Lib Dem

126: Looking for Leadership

At our moment of greatest political crisis, a leadership vacuum opens up. Boris Johnson and Jeremy Hunt trade undeliverable promises, on Brexit and bribes for voters. But how many of the people choosing between them are really Conservatives?

Labour again fails to confront anti-semitism in the party — suspending, re-admitting and then suspending Chris Williamson. So what does someone actually have to do to be thrown out of the Labour Party? And are the civil service really plotting to keep Jeremy Corbyn out of Downing Street.

We look too at the Liberal Democrats’ leadership campaign, which could be a lot more significant than you might think.

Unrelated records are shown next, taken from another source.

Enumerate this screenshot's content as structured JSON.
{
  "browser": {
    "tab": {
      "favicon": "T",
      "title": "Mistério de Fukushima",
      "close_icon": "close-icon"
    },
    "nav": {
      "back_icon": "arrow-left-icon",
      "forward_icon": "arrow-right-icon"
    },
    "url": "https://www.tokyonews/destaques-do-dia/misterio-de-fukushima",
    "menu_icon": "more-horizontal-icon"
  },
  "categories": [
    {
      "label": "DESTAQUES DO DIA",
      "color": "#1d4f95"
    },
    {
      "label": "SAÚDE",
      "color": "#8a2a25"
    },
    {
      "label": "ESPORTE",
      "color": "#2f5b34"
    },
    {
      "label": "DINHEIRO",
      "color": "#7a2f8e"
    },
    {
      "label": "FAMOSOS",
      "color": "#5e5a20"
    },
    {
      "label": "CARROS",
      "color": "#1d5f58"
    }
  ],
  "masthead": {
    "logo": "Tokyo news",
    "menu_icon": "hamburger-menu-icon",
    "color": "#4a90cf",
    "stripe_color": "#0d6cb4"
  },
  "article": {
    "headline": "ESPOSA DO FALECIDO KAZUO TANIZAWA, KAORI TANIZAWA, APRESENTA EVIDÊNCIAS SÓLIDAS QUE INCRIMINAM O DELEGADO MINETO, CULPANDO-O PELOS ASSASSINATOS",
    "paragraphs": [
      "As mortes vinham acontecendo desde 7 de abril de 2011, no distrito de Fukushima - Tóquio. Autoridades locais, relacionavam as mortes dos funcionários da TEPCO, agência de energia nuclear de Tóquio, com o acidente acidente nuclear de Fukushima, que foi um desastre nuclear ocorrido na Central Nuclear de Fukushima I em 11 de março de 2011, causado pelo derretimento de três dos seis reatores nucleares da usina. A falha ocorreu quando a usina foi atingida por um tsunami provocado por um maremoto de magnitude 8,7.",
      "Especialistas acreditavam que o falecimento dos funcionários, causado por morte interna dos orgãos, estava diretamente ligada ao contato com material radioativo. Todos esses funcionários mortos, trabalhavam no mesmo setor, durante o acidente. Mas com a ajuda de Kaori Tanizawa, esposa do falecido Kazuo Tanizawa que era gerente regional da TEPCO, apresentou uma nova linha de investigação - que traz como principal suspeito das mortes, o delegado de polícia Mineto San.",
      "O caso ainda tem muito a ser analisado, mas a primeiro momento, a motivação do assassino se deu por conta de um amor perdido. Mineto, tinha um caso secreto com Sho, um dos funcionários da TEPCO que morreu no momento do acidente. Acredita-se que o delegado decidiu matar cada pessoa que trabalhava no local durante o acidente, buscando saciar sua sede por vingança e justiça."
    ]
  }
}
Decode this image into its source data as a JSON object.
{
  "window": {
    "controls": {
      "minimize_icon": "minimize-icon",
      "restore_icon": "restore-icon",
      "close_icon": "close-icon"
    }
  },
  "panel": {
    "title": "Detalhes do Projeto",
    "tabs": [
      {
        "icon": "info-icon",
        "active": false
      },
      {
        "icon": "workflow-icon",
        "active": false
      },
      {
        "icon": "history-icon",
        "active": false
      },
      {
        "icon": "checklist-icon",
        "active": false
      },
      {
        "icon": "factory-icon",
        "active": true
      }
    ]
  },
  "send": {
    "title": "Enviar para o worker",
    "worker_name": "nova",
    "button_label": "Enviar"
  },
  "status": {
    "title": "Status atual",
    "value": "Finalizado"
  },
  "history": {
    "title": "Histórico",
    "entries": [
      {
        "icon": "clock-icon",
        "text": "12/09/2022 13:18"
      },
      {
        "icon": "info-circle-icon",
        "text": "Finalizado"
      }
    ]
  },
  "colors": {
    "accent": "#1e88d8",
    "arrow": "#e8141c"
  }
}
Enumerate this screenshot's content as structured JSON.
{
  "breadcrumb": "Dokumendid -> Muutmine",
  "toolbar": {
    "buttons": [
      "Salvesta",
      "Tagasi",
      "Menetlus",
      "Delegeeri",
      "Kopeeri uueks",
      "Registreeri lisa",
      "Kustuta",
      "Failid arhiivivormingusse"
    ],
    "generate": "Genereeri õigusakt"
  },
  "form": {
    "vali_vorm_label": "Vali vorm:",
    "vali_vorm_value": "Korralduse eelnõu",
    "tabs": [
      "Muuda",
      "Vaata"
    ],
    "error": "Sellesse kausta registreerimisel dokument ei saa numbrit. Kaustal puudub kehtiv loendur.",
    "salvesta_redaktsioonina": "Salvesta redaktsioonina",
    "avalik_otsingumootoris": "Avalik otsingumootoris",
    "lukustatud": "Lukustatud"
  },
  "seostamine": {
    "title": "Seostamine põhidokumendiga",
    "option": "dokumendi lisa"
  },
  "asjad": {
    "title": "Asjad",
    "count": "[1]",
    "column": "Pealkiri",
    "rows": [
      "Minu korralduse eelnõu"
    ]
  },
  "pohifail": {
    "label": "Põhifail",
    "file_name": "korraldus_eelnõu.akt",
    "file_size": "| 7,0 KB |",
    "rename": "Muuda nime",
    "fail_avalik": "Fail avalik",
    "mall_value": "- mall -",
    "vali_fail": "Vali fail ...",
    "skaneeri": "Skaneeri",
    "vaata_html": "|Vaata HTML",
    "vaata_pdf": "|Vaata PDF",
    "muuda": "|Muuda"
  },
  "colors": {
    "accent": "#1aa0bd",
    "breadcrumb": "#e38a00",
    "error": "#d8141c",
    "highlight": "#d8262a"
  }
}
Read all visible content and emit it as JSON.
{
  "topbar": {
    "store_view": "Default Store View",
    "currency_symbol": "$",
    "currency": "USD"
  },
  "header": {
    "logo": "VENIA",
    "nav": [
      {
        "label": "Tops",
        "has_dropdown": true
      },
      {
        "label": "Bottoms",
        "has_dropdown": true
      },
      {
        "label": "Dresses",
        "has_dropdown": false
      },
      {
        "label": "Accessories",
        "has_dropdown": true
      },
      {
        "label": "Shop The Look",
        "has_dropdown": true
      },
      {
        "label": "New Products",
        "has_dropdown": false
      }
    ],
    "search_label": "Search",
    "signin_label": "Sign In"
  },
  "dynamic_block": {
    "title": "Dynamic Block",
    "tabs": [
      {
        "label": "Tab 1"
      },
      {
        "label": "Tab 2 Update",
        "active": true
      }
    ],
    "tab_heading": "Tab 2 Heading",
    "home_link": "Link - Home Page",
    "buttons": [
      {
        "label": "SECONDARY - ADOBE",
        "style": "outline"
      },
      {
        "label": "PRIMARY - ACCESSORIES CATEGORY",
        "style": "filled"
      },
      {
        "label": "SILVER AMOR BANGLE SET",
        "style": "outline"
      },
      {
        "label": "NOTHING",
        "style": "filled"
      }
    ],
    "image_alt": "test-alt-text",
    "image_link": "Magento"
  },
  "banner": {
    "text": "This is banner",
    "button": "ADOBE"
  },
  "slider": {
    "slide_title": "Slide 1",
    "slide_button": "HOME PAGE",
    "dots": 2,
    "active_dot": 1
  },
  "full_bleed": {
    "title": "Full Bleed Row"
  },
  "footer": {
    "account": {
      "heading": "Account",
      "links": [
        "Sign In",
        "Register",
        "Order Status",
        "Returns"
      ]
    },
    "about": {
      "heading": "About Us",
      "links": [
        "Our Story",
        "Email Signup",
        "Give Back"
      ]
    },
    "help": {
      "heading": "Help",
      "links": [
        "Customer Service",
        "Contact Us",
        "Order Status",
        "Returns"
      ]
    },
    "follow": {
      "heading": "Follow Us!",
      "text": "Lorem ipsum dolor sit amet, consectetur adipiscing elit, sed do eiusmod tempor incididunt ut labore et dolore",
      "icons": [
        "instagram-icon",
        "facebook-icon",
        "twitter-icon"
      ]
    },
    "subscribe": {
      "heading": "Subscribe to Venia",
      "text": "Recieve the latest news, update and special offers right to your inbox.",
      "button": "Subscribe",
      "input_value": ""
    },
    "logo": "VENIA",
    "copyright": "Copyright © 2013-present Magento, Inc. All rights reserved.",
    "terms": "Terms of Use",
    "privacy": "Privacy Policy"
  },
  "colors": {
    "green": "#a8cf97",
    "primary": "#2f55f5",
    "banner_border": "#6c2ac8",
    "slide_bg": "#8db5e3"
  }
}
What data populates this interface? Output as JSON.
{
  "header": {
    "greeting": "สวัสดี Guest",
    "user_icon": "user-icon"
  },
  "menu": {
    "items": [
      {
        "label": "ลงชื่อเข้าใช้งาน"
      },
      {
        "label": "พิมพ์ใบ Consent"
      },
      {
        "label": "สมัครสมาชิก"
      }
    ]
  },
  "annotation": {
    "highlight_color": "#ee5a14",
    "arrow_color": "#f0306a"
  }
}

And the Brexit Party turn up in Strasbourg, and make idiots of themselves. Obviously.

122: A Howl of Outrage

Just days after news of Theresa May’s resignation comes the biggest electoral kicking the Conservatives have ever faced. The utter humiliation of coming fifth in the European Elections, with fewer than 1-in-10 votes.

Nigel Farage’s Brexit Party grinds the government into the ground — but what happens next? Can his movement move on? Or will the Tories just embrace a no-deal Brexit under a new leader?

Meanwhile, the Liberal Democrats punish Labour for its ambiguity on Brexit, but there’s little immediate sign Jeremy Corbyn will pay any attention.

We work through the results of the EU vote, as well as making an early assessment of the rival candidates going for the Tory leadership.


120: The Ultimate Protest Vote

Staring into the abyss, the Prime Minister decides to have another go at getting Brexit through the Commons. At the same time as leading the Conservatives to what's likely to be their worst-ever election performance. Might this, finally, be the thing that ends Theresa May's time in Downing Street?

We assess the latest attempts to resolve the Brexit impasse, and look ahead to the European Election that are likely to be the angriest vote in years. Is this a temporary blip? Or has Brexit permanently broken Britain's political system?

Plus, 25 years after his premature death, we imagine what the world might have looked like had John Smith not died in 1994, and instead led Labour into government.

119: Shut up and go Huawei

Usually, the sacking of a Cabinet minister on suspicion of leaking from a top secret meeting would be the biggest crisis for a government in any given week. But this is Theresa May’s government, so she follows it up with a catastrophic kicking in the local elections, and the certainty of it getting even worse in the EU elections later this month

Labour had a poor night too — but other sides say it means voters want them to get a deal done on Brexit. Are they right? We work through the results.

Gavin Williamson, meanwhile, leaves the MoD to spend more time with his instagram feed. But is he the victim of a miscarriage of justice? And what will he do next?

All this, and the first ever case of an MP being sacked by their own voters, triggering a very interesting by-election.


108: The Rollercoaster of Hell

At a time when every week feels like a momentous one, this week really was. We’ll be talking about this week’s events years from now, so let's try to make sense of it all.

Theresa May suffers the worst defeat any government’s endured in more than a century, and of course does not resign, or even seem to think there’s anything particularly wrong.

Instead she invites rivals to talks, while insisting she won’t budge on her red lines, which isn’t strictly speaking a negotiation.

Meanwhile Jeremy Corbyn refuses to even talk. Just another calm, peaceful week in Brexit Britain.

We look at whether our rival tribes will ever be able to put the national interest first (spoiler: almost certainly not), and try to figure out what might happen next.